Former spy Sergei Skripal and his daughter were poisoned by a military-grade nerve agent of a type developed by Russia, Theresa May has told MPs. The PM said it was “highly likely” Russia was responsible for the Salisbury attack.
The Foreign Office summoned Russia's ambassador to provide an explanation. Mrs. May said if there is no credible response by the end of Tuesday, the UK would conclude there has been an unlawful use of force by Moscow.
The chemical used in the attack, the PM said, has been identified as one of a group of nerve agents known as Novichok.
Mrs. May said: Either this was a direct action by the Russian state against our country, or the Russian government lost control of its potentially catastrophically damaging nerve agent and allowed it to get into the hands of others.
She said Foreign Secretary Boris Johnson had told the ambassador Moscow must provide full and complete disclosure of the Novichok program to international body the Organization for the Prohibition of Chemical Weapons.
Mrs. May said the UK must stand ready to take much more extensive measures, and these would be set out in the Commons on Wednesday should there be no adequate explanation from Russia.
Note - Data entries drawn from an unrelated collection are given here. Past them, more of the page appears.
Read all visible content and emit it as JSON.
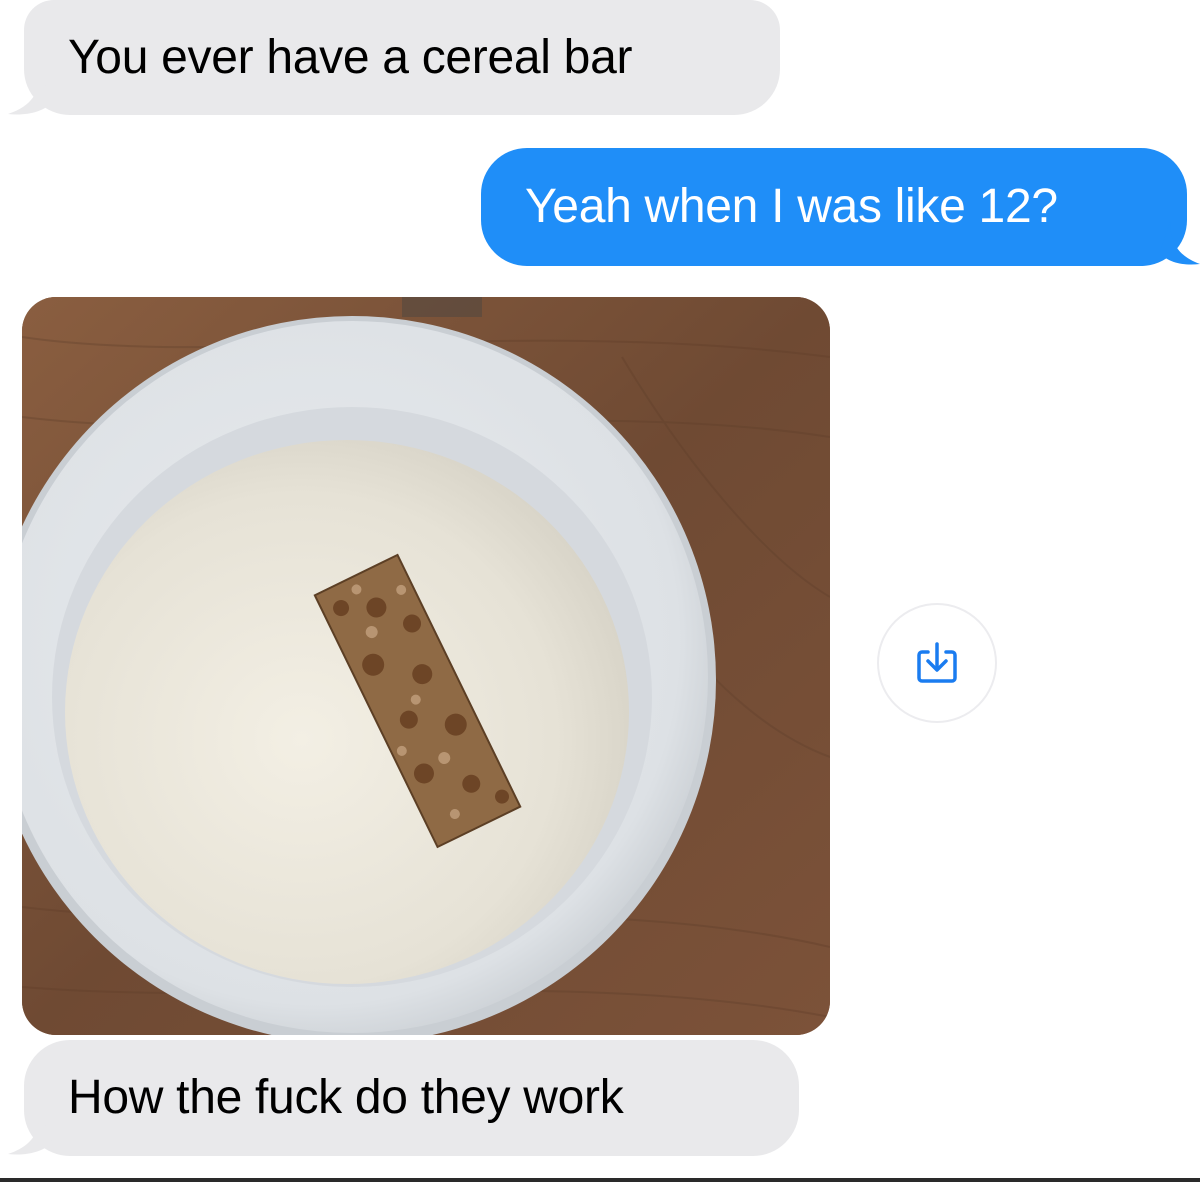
{
  "messages": {
    "msg1": "You ever have a cereal bar",
    "msg2": "Yeah when I was like 12?",
    "msg4": "How the fuck do they work"
  },
  "icons": {
    "save": "save-download-icon"
  },
  "colors": {
    "incoming_bubble": "#e9e9eb",
    "outgoing_bubble": "#1f8ef8",
    "icon_accent": "#1a7cf0"
  }
}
Retired military intelligence officer Mr Skripal, 66, and his daughter, Yulia, 33, were found slumped on a bench in Salisbury city centre on Sunday 4 March. They remain in a critical but stable condition in hospital. Detective Sgt Nick Bailey, who fell ill attending the pair, remains seriously ill, but has been talking to his family.
Mr Skripal was convicted by the Russian government of passing secrets to MI6 in 2004, but given refuge in the UK in 2010 as part of a spy swap.
Home Secretary Amber Rudd will chair a meeting of the government emergency committee Cobra on Tuesday to discuss the latest developments in the case.
Addressing the Commons following a meeting of the government's National Security Council, Mrs. May said: This attempted murder using a weapons-grade nerve agent in a British town was not just a crime against the Skripals.
It was an indiscriminate and reckless act against the United Kingdom, putting the lives of innocent civilians at risk.
Mrs. May told MPs the positive identification of this chemical agent was made by experts at the UK's Porton Down laboratory. She said Russia has previously produced the agent and would still be capable of doing so.
The decision to point the finger at Moscow was also based on Russia's record of conducting state-sponsored assassinations and our assessment that Russia views some defectors as legitimate targets for assassinations, the PM added.
Nato Secretary General Jens Stoltenberg said the use of any nerve agent was horrendous and completely unacceptable and officials were in touch with the UK.
Russian Foreign Ministry spokeswoman Maria Zakharova said Mrs May's statement was a circus show in the British parliament.
The conclusion is obvious - it's another information and political campaign based on provocation, she said.
Earlier, asked whether Russia was to blame, President Vladimir Putin told the BBC: Get to the bottom of things there, then we'll discuss this.
The question now is what action Mrs. May will be prepared to take on Wednesday once Russia has responded, or perhaps failed to respond.
The key will be the scale of the international co-operation she can secure. For it is one thing to crack down on wealthy Russians in London, but it is another to secure united international action against Moscow.
This is a tougher ask, particularly when President Trump has yet to comment on the Salisbury attack and many European partners are looking to soften existing sanctions against Russia.
Mrs May is promising extensive measures” - the question will be whether they will be enough to make the Kremlin think twice.